» TASK PROMPT:
Copy out, from the entries below, each line that holds the string "number".

Dataset entries:
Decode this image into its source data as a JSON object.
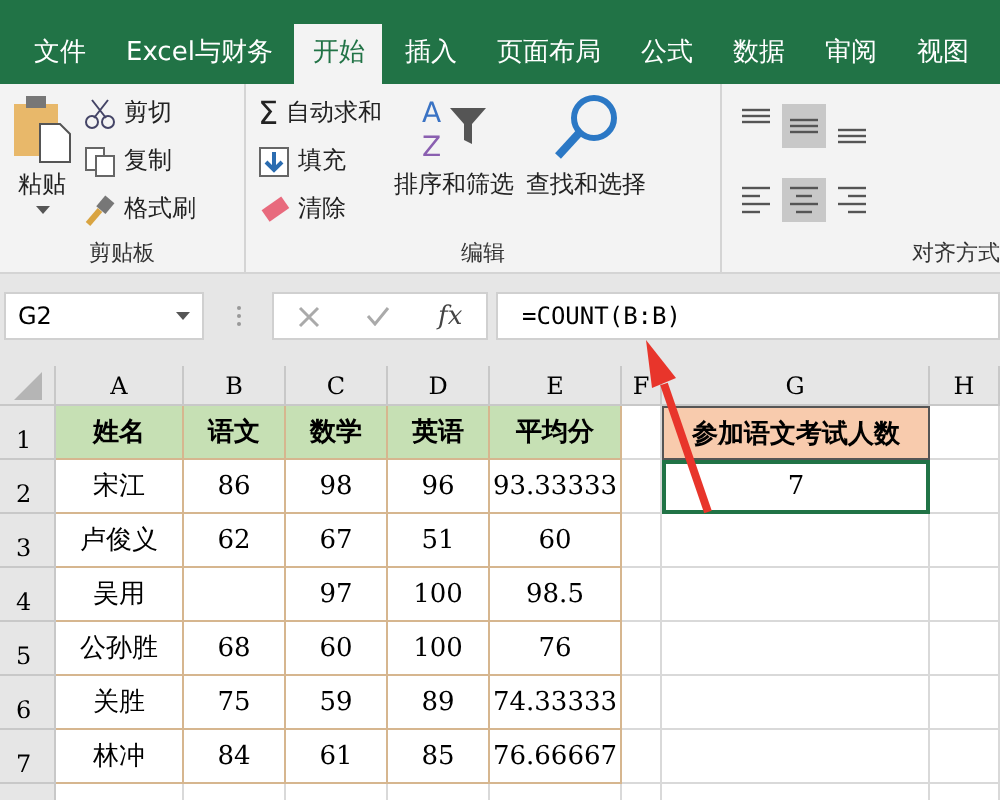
{
  "tabs": [
    {
      "label": "文件",
      "selected": false
    },
    {
      "label": "Excel与财务",
      "selected": false
    },
    {
      "label": "开始",
      "selected": true
    },
    {
      "label": "插入",
      "selected": false
    },
    {
      "label": "页面布局",
      "selected": false
    },
    {
      "label": "公式",
      "selected": false
    },
    {
      "label": "数据",
      "selected": false
    },
    {
      "label": "审阅",
      "selected": false
    },
    {
      "label": "视图",
      "selected": false
    }
  ],
  "clipboard": {
    "paste": "粘贴",
    "cut": "剪切",
    "copy": "复制",
    "format_painter": "格式刷",
    "label": "剪贴板"
  },
  "editing": {
    "autosum_symbol": "Σ",
    "sort_letters": [
      "A",
      "Z"
    ],
    "autosum": "自动求和",
    "fill": "填充",
    "clear": "清除",
    "sort_filter": "排序和筛选",
    "find_select": "查找和选择",
    "label": "编辑"
  },
  "alignment": {
    "label": "对齐方式",
    "buttons": [
      {
        "kind": "top",
        "selected": false
      },
      {
        "kind": "middle",
        "selected": true
      },
      {
        "kind": "bottom",
        "selected": false
      },
      {
        "kind": "left",
        "selected": false
      },
      {
        "kind": "center",
        "selected": true
      },
      {
        "kind": "right",
        "selected": false
      }
    ]
  },
  "formula_bar": {
    "name_box": "G2",
    "fx": "fx",
    "formula": "=COUNT(B:B)"
  },
  "columns": [
    "A",
    "B",
    "C",
    "D",
    "E",
    "F",
    "G",
    "H"
  ],
  "rows": [
    {
      "number": "1",
      "kind": "header",
      "cells": [
        "姓名",
        "语文",
        "数学",
        "英语",
        "平均分"
      ],
      "summary": {
        "text": "参加语文考试人数",
        "kind": "title",
        "selected": false
      }
    },
    {
      "number": "2",
      "kind": "data",
      "cells": [
        "宋江",
        "86",
        "98",
        "96",
        "93.33333"
      ],
      "summary": {
        "text": "7",
        "kind": "value",
        "selected": true
      }
    },
    {
      "number": "3",
      "kind": "data",
      "cells": [
        "卢俊义",
        "62",
        "67",
        "51",
        "60"
      ]
    },
    {
      "number": "4",
      "kind": "data",
      "cells": [
        "吴用",
        "",
        "97",
        "100",
        "98.5"
      ]
    },
    {
      "number": "5",
      "kind": "data",
      "cells": [
        "公孙胜",
        "68",
        "60",
        "100",
        "76"
      ]
    },
    {
      "number": "6",
      "kind": "data",
      "cells": [
        "关胜",
        "75",
        "59",
        "89",
        "74.33333"
      ]
    },
    {
      "number": "7",
      "kind": "data",
      "cells": [
        "林冲",
        "84",
        "61",
        "85",
        "76.66667"
      ]
    }
  ]
}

» ANSWER SPACE:
      "number": "1",
      "number": "2",
      "number": "3",
      "number": "4",
      "number": "5",
      "number": "6",
      "number": "7",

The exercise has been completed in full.